Dating bots, future war fiction, humanity's space probes, Hoover-Baldwin, a good thing

This image was removed due to legal reasons.

1. Dating bots make me … uncomfortable. Do coders really need one more special advantage?

"I realized that when I stormed out of the lab, I’d accidentally left off my search criteria during the auto-browse, and inadvertently discovered an incredibly powerful hack, a way to make the attention pyramid work for me. Over the course of 18 hours, my algorithm – logged in as me – had browsed thousands of active profiles, across all segments of women. These views didn’t pay attention to body type, race, or age, and mostly visited women that had just joined the site, or women that were high matches for me, many of them left wanting for attention by the usual online meat market."

2. Some very strange wargaming fiction written around the "Future of War" conference.
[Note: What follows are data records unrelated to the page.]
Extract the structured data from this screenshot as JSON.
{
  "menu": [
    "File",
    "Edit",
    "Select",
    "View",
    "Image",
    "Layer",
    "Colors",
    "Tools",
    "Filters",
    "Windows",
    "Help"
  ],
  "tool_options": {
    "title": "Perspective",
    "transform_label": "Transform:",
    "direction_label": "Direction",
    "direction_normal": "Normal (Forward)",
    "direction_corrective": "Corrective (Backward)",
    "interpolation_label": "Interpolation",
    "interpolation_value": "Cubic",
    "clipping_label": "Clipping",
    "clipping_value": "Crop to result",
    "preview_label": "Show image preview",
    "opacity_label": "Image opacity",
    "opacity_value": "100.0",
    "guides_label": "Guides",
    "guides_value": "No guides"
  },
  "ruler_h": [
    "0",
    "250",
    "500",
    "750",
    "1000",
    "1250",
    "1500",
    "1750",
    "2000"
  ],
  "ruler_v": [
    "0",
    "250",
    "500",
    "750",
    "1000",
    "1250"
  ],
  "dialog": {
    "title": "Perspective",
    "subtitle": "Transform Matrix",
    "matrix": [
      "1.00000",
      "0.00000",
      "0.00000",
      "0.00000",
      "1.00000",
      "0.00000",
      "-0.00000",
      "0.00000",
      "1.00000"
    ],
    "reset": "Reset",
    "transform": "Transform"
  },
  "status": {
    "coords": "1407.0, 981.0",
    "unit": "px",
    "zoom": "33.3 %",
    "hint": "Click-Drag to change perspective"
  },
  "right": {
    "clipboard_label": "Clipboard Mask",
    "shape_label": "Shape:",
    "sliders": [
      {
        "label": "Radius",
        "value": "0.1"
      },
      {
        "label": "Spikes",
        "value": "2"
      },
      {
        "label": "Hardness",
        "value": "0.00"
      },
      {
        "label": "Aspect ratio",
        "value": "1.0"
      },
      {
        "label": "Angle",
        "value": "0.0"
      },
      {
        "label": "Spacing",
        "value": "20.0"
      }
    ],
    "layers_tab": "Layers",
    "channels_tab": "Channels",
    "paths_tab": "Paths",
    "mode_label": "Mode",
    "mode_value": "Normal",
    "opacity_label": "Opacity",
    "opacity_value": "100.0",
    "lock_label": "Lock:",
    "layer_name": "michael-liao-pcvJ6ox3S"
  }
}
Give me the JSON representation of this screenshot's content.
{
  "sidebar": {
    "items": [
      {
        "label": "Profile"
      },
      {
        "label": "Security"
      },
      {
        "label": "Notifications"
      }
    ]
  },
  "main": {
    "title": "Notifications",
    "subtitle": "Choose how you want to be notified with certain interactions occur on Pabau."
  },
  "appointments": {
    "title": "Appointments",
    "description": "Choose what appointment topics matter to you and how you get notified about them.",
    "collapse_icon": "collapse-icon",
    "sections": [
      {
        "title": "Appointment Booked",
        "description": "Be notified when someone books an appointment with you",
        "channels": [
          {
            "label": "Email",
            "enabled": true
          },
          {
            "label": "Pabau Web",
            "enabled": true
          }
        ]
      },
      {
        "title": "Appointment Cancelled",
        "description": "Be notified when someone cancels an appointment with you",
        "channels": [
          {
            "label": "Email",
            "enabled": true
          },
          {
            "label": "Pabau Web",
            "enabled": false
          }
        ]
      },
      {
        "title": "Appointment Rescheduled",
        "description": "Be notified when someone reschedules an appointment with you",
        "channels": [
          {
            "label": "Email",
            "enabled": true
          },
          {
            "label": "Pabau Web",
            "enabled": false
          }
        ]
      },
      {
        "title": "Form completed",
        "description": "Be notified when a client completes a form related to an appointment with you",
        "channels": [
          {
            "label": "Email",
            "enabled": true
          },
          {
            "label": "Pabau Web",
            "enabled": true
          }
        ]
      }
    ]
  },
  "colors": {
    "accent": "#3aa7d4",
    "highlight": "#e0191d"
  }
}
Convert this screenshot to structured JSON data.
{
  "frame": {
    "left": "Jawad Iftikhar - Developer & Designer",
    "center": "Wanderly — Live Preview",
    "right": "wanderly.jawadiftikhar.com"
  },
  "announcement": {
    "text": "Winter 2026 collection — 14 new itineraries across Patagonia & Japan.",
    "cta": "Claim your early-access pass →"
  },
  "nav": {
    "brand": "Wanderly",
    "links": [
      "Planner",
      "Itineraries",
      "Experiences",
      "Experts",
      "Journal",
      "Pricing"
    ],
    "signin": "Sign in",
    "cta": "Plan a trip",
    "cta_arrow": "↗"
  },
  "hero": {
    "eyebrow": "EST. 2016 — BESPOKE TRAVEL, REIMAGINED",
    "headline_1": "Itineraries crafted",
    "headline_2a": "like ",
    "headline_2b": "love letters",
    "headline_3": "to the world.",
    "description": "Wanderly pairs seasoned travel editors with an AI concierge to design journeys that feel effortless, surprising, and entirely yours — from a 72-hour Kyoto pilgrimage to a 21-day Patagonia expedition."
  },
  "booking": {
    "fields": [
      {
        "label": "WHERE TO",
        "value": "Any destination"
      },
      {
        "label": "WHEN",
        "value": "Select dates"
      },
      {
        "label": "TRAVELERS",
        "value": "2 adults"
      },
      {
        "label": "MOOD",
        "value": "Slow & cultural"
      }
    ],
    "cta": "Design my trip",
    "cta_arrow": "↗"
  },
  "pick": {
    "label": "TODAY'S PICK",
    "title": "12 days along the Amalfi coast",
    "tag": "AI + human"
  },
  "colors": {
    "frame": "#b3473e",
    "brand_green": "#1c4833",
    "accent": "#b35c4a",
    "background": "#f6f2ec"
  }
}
"In addition, the North Korean tactical commanders knew where the Americans and South Koreans were not located, which enabled them to find gaps and maneuver around and behind the allies. When the U.N. forces tried to counter these maneuvers, they found themselves pinned down by deadly indirect fire. Within 14 days, the allies found themselves holding on to an enclave around the port of Pusan. The situation did not begin to stabilize until the allies began using dogs, detector devices, and even children to find and eliminate the tiny robotic spies. Once again, the adaptability and resourcefulness of American soldiers and Marines compensated for the lack of foresight of their leaders. But a long slog lay ahead if the South was to be re-liberated."

3. Beautiful little microsite detailing what humanity's 29 space probes are up to.

"Mangalyaan launched into space on November 5, 2013 and is now 331.61 MILLION km from Earth. Its primary destination is Mars, which it arrived at on September 24, 2014. Wherever Mangalyaan goes, it carries its trusty camera, methane sensor, particle analyzer, photometer, and spectrometer. Mangalyaan often chats with humans from ISRO."

4. What Hoover's FBI thought of James Baldwin.

"J. Edgar Hoover, the FBI director synonymous with his crime-fighting organization for nearly fifty years, once returned a Bureau memo on James Baldwin with a leering, handwritten challenge. 'Isn’t Baldwin a well-known pervert?,' Hoover scrawled in his distinctive blue ink. Despite the career-threatening context, M. A. Jones, an officer of the FBI Crime Records Section, answered Hoover’s marginal question by carefully distinguishing between fictional and personal testimonies."


5. You don't hear about this worthy effort by the Silicon Valley Community Foundation very often.

"While attempts to rein in payday lending at the state level have been stymied by a powerful payday lobby, efforts at the city and county level in Silicon Valley – many supported by Silicon Valley Community Foundation’s economic security grantmaking program — have been paying off. Since 2009, SVCF has made more than $2 million in anti-payday lending policy advocacy grants to strengthen consumer protections across the region and the state. By educating communities and elected officials about the ills of predatory payday loans, grantees have secured passage of 12 local ordinances to limit the wide availability and overconcentration of payday lending in poor communities."


On Fusion: Beer doesn't splash out of a glass as easily as water does. Here's why.

Today's 1957 American English Language Tip

didactic, orig. to instruct (didactic poetry), having the manner of a teacher, has now taken on, in popular use, a pejorative force, 'inclined to lecture others too much' : A didactic old lady.


The Credits:  1. / @publicroad 2. 3. 4. / @zeynep 5. / @ddt

Subscribe to The Newsletter

Subscribe on FB

Dogs, Detector Devices, and Even Children

Share This Story

Get our newsletter